Receiving a "mini-windfall" of unexpected income is an awesome feeling! However, I have a confession to make. Courtney and I are terrible at handling how we spend these pleasant surprises. More times than not, we find it insanely easy to justify squandering this unexpected money on impulse purchases, even when the rest of our budget is working well.
For the most part, we've slain the "justification" monster in our budgeting life. We've desperately attempted to eliminate the "I deserve this..." mentality. However, when it comes to "mini-windfalls", somehow we seem to always break down.
This is a guest post from Baker, who writes about personal finance at Man vs. Debt. Baker is a potential Staff Writer for Get Rich Slowly. His first post described the many advantages of couchsurfing. Along with his wife and 15-month-old daughter, Baker has recently moved overseas to New Zealand, where his young family is passionately continuing their own personal "war" on debt.
"Do I have enough money for this?"
It's a very simple question, but one that has had tremendous implications in my financial turn-around. There was a time, not too long ago, when that combination of words didn't exist in my life.
What if I told you there was a different way to travel? A way to see the world outside of the hotel chains, guidebooks, and tourist traps. A way to intimately experience the real culture of everyday life. A way to connect with like-minded travelers and interact with some of the most hospitable locals you could possibly find.

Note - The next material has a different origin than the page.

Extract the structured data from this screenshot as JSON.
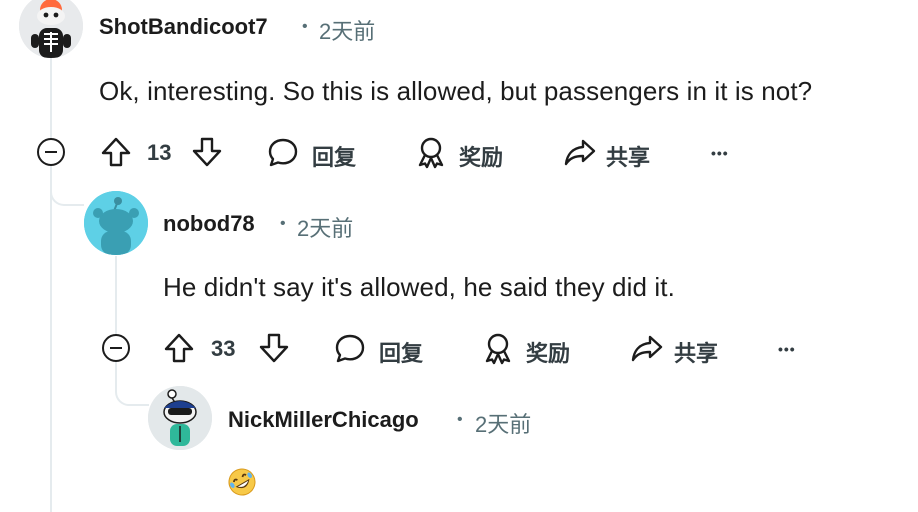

Well, it's not too good to be true thanks to CouchSurfing.com. Sure, it takes some effort, a little kindness, and a dash of confidence. But let me reassure you, it's well worth it. My ultimate goal is to help take you from the "I would never do that" phase into the "huh, this might be something I should look into" phase. I hope simply to pass along just a small portion of the incredible amount of hospitality I've received from the site and the community in the last couple of months.
What exactly is Couchsurfing?
Technically, I believe it's referred to as a "hospitality exchange network". But in reality it's a social networking site, much like Facebook or Myspace, but that focuses on enabling fellow travelers to connect, meet, and even host each other. And yes, it's free.